According to a Goldstreet Business newspaper report on July 2017, Ghana imports about $150 million worth of fruit juice each year. The report also indicates that only $40 million worth of juice, representing 28 percent of total domestic demand, is produced in the country, while some local processing companies and factories are said to be operating under 10 percent capacity. Through working with smallholder pineapple farmers, I have realized that the introduction of some standard agricultural practices, such as GLOBALG.A.P and International Featured Standards (IFS), as requirements in the local and international market have caused recent challenges in the Ghanaian fruits and vegetable industry. Most smallholder farmers are not certified and do not meet the requirements of the market. It is expected that producers, and other operators along the value chain, benefit from certification through better market prices or preferential market access for certified produce. However, the process of certification usually comes with considerable costs. This makes it particularly challenging for small-scale producers to obtain certification. Some years ago, exports were a major source of business for the pineapple farmers. Today, most pineapple exporters cannot afford the cost of obtaining the proper certification needed to meet the GLOBALG.A.P standards. Therefore, their pineapple produce is rejected by the European market for not meeting these global regulations, and many exporters are forced to close their businesses.

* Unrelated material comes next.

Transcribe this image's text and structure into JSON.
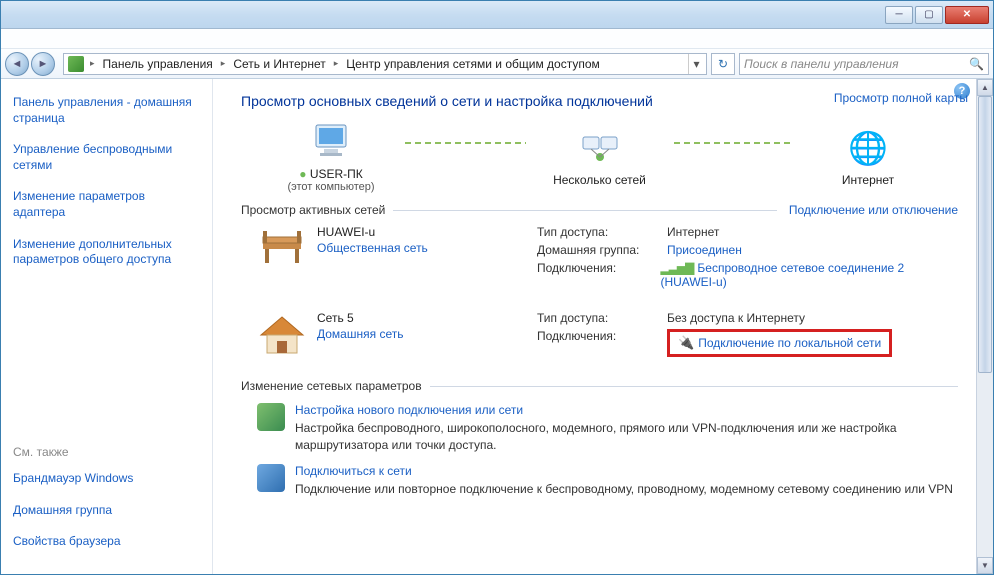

The Remedy (How I Am Solving It)
To use a market-based, commercial solution in addressing this challenge, my startup company (co-founder, Agroseal Ghana Limited), is involved in the production and marketing of quality, superior vegetables and fruits, such as pineapples, in a convenient manner. I have established outgrower schemes with smallholder pineapple farmers to enhance cooperation and the transfer of knowledge among them. I train and provide technical know-how to boost the production capacity of my farmers. My support team on the field monitors and records the production stages of each farmer to determine the harvesting time of his other perishable produce and also to ensure that the quality of the produce is not compromised. Through the establishment of offtake agreements with juice processing companies, exporters and supermarkets, I am able to provide a reliable and convenient market for my registered smallholder farmers. My registered farmers have a total cultivated land size of 340 acres [137 hectares] and a production capacity of 2,064 tons of pineapples per year.
In order to increase productivity and ensure food security, market accessibility is crucial. Access to markets serves as a source of motivation to small-scale farmers, who produce most of the staples foods in Ghana. I currently market my products through personal contact with a dedicated sales representative for supermarkets, juice processing companies, exporters, restaurants, hotels and catering institutions.
I am very focused on achieving the Sustainable Development Goals, especially 1, 2, 5, 8, 9 and 13 — no poverty; zero hunger; gender equality; decent work and economic growth; industry, innovation and infrastructure; and climate action, respectively. I also place strong importance on ensuring food safety for my consumers.
Visit agrosealgh.com to learn more.
Contributed by Samuel Avisey, YALI Network Member from Ghana. The views and opinions expressed here belong to the author and do not necessarily reflect those of the YALI Network or the U.S. government. YALI Voices is a series of podcasts, videos and blogs contributed by members of the YALI Network.